Last week in episode 8 of Rooftop Prince (SBS Wed/Thurs 21:55) ) we got to see the posh newly constructed flat that Chairman Yeo has had built for her ‘grandson’. Rooftop flats are usually the cheapest kind of accommodation in Korea – they look like a small box built on top of a flat roof. So when we see a character in a Korean drama (usually the heroine) going up the narrow rickety steps to the roof, we know straight away that she’s poor!
But I’ve never thought the rooftop flats looked that bad. At least they have some open space outside where people can sit or hang washing and there’s probably a good view of the city from up there too. On the other hand, they are small and cramped and look like they might be cold in the winter with all those thin external walls – even with ondol underfloor heating. And they are often up hilly roads away from bus stops and stations.
But in last week’s episode we really got to see the striking difference between a cheapo rooftop flat and luxury rooftop accommodation.
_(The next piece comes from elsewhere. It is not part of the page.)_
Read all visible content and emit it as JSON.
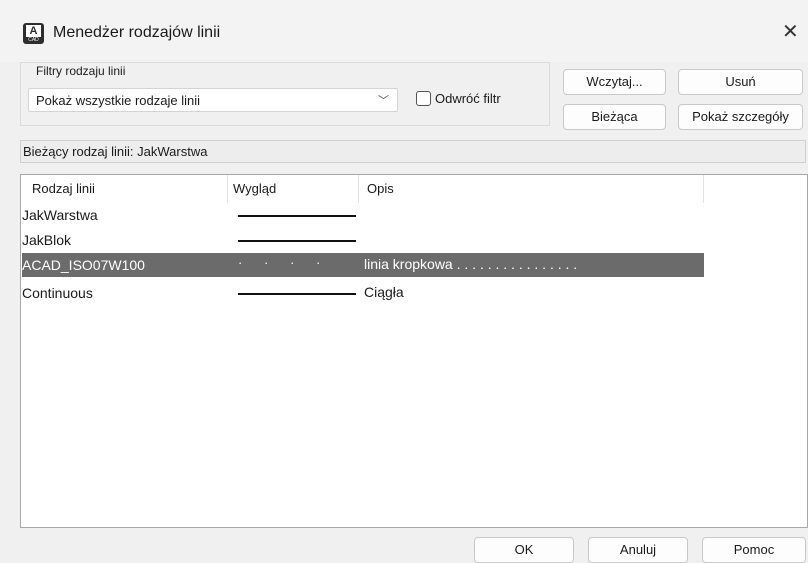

If rooftop accommodation looked like this, everyone would want to live there (below). The old tiny flat where the characters were living has been knocked down and a new deluxe model built in its place. Apparently it took the crew only 4 days to build the new set. I read an article about this on the SBS website and I’ve tried to translate it here below. In this exercise I focused on highlighting vocabulary related to drama production.
[옥탑방 왕세자] 새로 태어난 옥탑방, 럭셔리 ‘옥탑궁’으로 변신
‘Rooftop Prince’ From a rooftop room, a new luxury ‘rooftop palace’ is born Continue reading “The new rooftop flat in ‘Rooftop Prince’” »